So when I think of no longer having any grandparents, as well as feeling bad for my mum who has now lost her parents, I feel quite bad for all my cousins, aunties, and uncles, who are now missing those vital pieces of that close family puzzle that I saw all those years ago under a sunny Christmas Day sky.

I may not have spent as much time with my grandparents as I could have, but I have some very good memories of them both.

For grandma, my favourite memory was when my family went to spend Christmas / New Year's of 1992/1993 with them. It was the first time we had come back to the Philippines as a family since we moved to New Zealand, and during that visit, grandma made hot dogs for breakfast one day, and my brother and I really really liked it. From that day on, grandma would cook us hot dogs for breakfast, every day, for the rest of the days that we were there visiting. It quickly became the part of the day I anticipated the most.

For granddad, it wasn't really anything we did together that really stuck out, but something he said, or I was told he said. I was the first of my generation to have graduated from university, and I was told by my mum when she relayed the news to the Philippines that granddad was really happy and proud of what I had done. During our last family visit in Christmas / New Year's 2007/2008, a few years after my graduation, granddad came up to me one time and tried to say as much. Unfortunately by that time something had happened to granddad and apart from being sick and hospitalized every so often, he also became difficult to understand. I only got some words of what he said then, but I think I got the gist of it, because it was the only thing I really felt I understood from him during that entire visit without grandma nearby to translate.

I was afraid that I might have become some kind of emotionless robot given my lack of strong reaction from the loss of my grandparents, but maybe I'm feeling just the appropriate amount given my distance: I'm thinking of the rest of my family, particularly in the Philippines, how close they were to grandma and granddad, and feeling how much more it must hurt them over there; I'm thinking of the few times I did have with grandma and granddad, and how I felt with them then; and I'm thinking of how, with both of them gone, what it will mean to my family as a whole - my grandparents were the reason I went 'home' to the Philippines in the first place and are the link in the family tree that connected me to the extended family that I really like being a part of.

I'm gonna miss that. I'm gonna miss them. And that makes me sad.

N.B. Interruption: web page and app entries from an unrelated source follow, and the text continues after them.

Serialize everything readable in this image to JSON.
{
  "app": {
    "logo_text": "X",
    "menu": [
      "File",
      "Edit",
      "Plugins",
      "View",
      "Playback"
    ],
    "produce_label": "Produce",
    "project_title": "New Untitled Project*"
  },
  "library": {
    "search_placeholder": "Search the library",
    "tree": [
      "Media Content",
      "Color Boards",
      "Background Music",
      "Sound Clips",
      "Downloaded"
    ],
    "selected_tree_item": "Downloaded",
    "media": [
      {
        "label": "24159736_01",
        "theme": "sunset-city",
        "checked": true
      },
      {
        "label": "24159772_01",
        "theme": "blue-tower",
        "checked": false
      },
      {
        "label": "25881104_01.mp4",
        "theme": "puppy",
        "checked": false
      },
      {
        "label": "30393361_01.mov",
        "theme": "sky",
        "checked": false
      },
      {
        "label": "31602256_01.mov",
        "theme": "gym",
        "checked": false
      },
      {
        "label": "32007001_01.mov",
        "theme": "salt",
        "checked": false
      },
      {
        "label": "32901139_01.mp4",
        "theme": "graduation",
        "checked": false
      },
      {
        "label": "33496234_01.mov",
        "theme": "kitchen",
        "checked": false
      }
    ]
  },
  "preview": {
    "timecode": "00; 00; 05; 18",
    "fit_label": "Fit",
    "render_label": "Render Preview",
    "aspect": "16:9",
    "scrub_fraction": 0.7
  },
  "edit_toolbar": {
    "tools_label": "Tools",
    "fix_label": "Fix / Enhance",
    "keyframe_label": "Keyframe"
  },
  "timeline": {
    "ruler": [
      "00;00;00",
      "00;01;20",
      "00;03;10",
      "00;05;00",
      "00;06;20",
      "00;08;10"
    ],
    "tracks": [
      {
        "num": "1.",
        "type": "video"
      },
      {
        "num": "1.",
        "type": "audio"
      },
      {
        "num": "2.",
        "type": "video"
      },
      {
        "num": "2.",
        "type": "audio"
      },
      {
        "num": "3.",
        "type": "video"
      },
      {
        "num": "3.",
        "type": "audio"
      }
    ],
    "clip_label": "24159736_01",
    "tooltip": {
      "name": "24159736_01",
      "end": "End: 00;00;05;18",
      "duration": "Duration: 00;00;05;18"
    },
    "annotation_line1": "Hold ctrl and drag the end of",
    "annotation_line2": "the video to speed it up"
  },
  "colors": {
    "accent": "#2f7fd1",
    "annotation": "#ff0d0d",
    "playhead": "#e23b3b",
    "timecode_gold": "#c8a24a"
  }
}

Anyway, I still don't have those older photos that I wanted, but I went through the ones from my last visit and managed to find this one of my grandparents, surrounded by a very small fraction of the entire family.

Goodbye grandma, granddad,

Vitug family photo